* TASK GOAL *
Among the records that follow, how many lines contain the word "body"? Give the number and no other words.

Records from a collection:
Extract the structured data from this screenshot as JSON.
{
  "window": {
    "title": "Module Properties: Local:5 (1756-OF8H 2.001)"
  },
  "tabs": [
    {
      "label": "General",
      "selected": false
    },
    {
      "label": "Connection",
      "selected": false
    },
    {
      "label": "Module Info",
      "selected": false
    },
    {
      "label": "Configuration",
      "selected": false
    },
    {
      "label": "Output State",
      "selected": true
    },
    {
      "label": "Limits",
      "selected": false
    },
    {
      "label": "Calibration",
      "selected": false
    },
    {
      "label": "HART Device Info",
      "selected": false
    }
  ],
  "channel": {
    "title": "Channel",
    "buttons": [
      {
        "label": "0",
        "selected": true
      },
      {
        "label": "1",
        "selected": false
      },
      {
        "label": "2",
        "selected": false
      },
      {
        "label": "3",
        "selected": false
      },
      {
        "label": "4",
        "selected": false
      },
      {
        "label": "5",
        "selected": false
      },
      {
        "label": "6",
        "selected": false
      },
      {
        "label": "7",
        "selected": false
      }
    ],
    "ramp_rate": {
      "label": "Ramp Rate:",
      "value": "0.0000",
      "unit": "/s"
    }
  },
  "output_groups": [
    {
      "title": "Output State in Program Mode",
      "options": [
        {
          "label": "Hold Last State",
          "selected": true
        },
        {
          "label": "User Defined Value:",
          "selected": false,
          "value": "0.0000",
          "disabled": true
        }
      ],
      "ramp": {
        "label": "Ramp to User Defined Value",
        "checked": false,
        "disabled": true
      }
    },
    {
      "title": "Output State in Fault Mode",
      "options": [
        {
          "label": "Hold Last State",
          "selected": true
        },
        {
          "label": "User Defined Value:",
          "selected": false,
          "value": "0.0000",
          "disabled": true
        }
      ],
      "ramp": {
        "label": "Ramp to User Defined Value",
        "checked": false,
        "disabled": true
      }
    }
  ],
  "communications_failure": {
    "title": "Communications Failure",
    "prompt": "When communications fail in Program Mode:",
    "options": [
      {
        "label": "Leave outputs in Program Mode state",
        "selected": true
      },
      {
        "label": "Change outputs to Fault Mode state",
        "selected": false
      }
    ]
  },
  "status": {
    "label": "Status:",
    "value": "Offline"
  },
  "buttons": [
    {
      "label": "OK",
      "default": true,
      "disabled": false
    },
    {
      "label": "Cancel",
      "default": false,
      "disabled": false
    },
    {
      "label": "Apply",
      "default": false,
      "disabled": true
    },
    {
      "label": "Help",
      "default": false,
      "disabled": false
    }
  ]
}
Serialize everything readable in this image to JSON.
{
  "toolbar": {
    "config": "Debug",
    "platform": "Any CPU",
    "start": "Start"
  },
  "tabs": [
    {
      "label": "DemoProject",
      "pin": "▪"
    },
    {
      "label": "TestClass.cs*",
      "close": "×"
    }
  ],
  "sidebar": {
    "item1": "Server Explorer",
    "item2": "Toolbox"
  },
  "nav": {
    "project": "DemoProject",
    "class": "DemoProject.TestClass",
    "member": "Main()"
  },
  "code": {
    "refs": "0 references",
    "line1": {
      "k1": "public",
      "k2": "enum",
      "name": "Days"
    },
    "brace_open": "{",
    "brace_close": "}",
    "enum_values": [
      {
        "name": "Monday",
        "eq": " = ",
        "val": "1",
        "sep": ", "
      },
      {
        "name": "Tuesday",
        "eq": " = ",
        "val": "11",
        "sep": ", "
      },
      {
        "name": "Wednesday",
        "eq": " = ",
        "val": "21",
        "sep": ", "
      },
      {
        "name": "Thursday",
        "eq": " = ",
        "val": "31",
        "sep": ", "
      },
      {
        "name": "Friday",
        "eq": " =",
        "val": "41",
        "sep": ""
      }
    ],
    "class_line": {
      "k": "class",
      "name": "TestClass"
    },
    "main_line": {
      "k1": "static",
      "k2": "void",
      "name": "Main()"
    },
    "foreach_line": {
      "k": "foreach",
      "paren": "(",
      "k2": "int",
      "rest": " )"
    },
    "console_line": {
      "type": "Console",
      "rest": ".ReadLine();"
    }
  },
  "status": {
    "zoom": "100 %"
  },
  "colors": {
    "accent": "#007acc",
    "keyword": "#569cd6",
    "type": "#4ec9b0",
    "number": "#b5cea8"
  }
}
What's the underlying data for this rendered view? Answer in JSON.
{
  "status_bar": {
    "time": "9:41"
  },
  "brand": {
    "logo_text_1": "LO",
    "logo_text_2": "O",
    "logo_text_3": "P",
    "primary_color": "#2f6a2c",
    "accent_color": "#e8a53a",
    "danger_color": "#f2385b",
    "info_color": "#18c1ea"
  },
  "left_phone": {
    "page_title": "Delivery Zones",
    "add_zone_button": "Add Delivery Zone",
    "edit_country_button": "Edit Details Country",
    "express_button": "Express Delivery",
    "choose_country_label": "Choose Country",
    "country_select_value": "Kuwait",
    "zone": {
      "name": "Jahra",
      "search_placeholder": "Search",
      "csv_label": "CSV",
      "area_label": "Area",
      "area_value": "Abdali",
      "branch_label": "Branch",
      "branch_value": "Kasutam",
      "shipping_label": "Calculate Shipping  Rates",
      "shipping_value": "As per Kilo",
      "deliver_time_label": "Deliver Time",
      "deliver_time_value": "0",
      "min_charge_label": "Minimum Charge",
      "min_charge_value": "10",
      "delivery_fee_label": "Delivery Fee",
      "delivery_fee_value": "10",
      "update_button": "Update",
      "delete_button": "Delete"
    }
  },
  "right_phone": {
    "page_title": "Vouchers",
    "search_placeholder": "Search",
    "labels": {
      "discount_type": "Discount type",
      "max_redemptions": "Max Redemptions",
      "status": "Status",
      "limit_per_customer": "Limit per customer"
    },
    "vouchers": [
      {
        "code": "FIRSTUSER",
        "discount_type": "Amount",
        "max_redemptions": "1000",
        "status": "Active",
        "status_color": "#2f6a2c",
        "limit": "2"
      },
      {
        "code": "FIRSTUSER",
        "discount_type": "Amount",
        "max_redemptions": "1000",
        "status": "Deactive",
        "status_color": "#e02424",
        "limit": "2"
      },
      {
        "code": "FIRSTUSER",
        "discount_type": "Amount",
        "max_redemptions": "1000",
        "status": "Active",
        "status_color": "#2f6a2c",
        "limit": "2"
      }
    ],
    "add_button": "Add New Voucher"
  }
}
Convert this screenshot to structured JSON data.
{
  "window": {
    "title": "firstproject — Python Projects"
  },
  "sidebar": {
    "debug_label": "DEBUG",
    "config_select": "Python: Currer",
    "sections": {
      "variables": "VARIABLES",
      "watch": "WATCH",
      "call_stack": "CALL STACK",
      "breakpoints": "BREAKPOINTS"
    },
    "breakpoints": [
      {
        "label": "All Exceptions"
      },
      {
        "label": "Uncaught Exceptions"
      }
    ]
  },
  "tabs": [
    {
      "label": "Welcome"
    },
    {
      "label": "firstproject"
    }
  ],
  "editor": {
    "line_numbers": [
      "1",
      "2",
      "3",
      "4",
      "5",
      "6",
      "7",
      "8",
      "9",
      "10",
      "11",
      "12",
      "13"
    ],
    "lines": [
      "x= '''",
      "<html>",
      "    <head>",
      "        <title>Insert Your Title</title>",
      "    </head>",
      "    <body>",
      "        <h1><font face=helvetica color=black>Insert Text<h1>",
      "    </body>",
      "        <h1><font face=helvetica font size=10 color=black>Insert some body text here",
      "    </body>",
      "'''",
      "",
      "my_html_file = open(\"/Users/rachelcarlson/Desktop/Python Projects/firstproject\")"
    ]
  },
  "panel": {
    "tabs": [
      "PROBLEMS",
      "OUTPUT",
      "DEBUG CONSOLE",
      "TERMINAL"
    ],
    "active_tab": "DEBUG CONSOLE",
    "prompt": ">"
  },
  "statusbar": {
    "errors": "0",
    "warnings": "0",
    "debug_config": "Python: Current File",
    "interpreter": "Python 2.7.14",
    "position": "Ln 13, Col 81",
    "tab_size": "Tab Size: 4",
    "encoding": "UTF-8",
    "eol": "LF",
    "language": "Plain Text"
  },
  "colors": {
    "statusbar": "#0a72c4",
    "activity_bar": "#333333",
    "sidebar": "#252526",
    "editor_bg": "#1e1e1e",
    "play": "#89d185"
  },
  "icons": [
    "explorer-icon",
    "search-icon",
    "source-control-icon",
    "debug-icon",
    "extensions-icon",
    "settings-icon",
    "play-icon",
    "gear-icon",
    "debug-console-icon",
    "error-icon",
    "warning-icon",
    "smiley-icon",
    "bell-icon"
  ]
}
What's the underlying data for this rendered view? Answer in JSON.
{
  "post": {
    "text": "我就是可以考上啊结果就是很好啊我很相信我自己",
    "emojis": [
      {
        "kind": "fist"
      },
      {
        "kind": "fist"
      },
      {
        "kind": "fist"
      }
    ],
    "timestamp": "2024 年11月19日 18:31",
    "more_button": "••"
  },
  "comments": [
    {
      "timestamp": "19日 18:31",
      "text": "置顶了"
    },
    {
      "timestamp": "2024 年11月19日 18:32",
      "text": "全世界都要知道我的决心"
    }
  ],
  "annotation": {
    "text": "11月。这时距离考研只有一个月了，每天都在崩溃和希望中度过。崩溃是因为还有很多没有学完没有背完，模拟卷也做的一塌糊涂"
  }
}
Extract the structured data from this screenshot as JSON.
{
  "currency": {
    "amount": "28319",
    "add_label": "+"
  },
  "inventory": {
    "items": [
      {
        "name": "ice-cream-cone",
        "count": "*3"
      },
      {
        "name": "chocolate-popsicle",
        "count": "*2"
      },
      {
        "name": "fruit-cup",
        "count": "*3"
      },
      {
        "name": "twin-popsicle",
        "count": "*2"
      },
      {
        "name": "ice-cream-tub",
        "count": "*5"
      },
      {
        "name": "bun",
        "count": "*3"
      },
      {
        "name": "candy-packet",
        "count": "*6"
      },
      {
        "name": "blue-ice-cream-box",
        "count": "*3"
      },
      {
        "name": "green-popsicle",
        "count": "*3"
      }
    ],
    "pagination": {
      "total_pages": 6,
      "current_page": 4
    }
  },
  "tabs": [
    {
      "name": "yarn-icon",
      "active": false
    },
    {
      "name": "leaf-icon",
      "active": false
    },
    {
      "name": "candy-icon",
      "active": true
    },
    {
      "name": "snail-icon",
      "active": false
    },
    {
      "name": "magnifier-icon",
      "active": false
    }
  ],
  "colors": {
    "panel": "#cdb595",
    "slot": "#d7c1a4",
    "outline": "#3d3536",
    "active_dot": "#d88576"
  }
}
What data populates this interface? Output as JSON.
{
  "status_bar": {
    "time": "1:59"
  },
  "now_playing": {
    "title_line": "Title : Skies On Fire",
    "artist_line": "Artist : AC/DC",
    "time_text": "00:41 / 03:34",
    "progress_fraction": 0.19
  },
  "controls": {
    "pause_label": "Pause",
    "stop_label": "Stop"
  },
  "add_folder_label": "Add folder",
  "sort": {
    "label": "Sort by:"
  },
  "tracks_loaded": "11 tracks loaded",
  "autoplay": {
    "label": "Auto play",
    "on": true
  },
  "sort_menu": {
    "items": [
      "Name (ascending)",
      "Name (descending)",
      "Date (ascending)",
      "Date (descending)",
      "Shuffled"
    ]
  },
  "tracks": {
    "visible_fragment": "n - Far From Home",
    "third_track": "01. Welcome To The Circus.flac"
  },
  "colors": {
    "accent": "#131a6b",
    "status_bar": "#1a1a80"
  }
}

* ANSWER AREA *
4